═══ Data extracts

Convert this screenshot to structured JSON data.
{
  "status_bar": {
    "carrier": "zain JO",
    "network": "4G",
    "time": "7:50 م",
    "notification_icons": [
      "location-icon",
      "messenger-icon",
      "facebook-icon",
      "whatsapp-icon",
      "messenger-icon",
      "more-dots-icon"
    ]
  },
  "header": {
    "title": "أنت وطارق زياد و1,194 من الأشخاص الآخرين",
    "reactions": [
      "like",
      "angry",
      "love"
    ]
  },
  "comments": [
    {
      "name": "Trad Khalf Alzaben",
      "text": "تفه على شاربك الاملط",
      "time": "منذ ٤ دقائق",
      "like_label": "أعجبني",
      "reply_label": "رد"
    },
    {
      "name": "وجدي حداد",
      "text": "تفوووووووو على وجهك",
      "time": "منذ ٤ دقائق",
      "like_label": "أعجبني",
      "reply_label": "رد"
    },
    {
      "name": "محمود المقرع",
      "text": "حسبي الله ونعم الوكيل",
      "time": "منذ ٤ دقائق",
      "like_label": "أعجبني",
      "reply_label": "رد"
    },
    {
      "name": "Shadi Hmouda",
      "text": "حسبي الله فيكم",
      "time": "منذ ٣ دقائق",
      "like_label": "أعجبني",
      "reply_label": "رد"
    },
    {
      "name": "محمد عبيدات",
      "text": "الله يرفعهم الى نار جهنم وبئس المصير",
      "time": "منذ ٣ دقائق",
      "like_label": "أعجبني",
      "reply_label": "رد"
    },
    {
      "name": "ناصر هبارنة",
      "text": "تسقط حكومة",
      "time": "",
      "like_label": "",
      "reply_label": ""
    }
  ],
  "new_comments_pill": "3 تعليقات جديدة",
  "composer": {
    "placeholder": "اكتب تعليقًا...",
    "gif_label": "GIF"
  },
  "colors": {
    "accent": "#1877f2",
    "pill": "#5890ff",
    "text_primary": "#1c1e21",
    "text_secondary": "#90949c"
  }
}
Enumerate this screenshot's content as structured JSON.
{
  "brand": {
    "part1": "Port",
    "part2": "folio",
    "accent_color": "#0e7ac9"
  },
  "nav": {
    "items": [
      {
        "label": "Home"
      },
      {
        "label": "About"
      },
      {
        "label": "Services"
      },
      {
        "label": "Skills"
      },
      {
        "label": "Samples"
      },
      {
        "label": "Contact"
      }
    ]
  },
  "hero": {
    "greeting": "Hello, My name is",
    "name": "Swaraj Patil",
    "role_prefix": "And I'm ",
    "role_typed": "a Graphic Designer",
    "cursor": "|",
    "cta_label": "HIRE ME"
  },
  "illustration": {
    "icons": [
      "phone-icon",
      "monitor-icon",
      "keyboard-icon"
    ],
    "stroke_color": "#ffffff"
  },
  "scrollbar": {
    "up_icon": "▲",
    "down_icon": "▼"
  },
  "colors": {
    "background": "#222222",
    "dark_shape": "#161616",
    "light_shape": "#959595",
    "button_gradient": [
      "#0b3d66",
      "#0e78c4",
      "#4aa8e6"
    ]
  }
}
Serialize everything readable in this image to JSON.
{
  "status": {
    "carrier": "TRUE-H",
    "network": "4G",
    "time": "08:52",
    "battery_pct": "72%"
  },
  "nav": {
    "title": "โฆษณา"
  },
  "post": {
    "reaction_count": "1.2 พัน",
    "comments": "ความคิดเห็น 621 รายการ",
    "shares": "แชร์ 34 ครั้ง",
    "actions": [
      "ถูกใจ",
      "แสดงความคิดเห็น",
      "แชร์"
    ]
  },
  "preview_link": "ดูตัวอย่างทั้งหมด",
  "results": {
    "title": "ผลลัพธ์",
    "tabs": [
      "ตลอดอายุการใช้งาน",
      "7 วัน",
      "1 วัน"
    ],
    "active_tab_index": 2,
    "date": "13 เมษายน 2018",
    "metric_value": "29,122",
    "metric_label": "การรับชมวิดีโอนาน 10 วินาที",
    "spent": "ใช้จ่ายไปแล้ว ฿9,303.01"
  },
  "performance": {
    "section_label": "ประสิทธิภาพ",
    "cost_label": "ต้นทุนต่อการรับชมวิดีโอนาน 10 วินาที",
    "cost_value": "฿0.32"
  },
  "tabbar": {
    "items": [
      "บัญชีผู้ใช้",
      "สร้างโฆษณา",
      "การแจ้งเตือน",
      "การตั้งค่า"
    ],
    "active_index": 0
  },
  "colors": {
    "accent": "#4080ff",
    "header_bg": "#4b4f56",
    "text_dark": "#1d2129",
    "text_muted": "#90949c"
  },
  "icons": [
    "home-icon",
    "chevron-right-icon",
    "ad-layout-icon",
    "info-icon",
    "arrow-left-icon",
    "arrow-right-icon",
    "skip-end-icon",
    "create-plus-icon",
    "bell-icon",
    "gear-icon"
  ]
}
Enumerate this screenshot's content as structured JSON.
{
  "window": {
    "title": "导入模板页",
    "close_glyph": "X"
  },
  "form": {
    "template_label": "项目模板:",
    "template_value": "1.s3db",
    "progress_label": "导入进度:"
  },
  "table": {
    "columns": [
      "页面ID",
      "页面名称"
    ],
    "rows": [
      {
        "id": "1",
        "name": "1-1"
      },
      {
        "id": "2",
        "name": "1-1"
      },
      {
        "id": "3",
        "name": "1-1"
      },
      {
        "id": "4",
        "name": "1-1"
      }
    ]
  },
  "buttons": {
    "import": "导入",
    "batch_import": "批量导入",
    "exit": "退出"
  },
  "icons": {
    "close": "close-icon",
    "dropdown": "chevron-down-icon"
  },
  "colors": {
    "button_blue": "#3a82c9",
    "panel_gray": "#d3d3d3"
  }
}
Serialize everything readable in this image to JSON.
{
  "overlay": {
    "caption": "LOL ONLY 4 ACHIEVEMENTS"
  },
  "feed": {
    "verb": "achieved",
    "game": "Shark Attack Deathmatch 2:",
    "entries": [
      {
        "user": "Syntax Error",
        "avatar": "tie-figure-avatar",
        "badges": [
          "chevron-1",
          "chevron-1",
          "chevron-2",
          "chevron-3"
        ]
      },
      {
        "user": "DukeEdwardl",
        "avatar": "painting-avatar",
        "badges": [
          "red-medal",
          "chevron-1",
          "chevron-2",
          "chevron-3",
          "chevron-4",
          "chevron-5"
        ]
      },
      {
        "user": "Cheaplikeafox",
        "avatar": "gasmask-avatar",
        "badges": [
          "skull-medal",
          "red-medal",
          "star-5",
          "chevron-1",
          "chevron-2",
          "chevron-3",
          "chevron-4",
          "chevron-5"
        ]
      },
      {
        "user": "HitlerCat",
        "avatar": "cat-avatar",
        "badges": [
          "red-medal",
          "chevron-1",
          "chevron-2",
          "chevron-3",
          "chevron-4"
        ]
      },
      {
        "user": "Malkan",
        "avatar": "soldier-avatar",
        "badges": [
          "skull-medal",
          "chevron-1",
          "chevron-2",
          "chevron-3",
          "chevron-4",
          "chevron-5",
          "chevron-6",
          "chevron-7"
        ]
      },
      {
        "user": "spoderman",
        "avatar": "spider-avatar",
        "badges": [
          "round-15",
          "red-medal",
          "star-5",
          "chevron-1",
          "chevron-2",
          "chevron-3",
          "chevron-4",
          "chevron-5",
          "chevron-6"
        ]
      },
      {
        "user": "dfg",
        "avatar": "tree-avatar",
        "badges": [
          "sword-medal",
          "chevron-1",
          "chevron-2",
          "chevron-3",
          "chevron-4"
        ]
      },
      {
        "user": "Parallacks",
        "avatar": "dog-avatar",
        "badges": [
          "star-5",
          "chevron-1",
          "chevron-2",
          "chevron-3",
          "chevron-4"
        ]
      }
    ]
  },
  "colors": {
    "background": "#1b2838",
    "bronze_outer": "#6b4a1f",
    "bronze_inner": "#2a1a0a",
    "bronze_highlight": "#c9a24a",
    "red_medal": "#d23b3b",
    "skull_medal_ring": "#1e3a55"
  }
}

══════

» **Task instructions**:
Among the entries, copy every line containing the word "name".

» **Finished exercise**:
      "name": "Trad Khalf Alzaben",
      "name": "وجدي حداد",
      "name": "محمود المقرع",
      "name": "Shadi Hmouda",
      "name": "محمد عبيدات",
      "name": "ناصر هبارنة",
    "greeting": "Hello, My name is",
    "name": "Swaraj Patil",
        "name": "1-1"
        "name": "1-1"
        "name": "1-1"
        "name": "1-1"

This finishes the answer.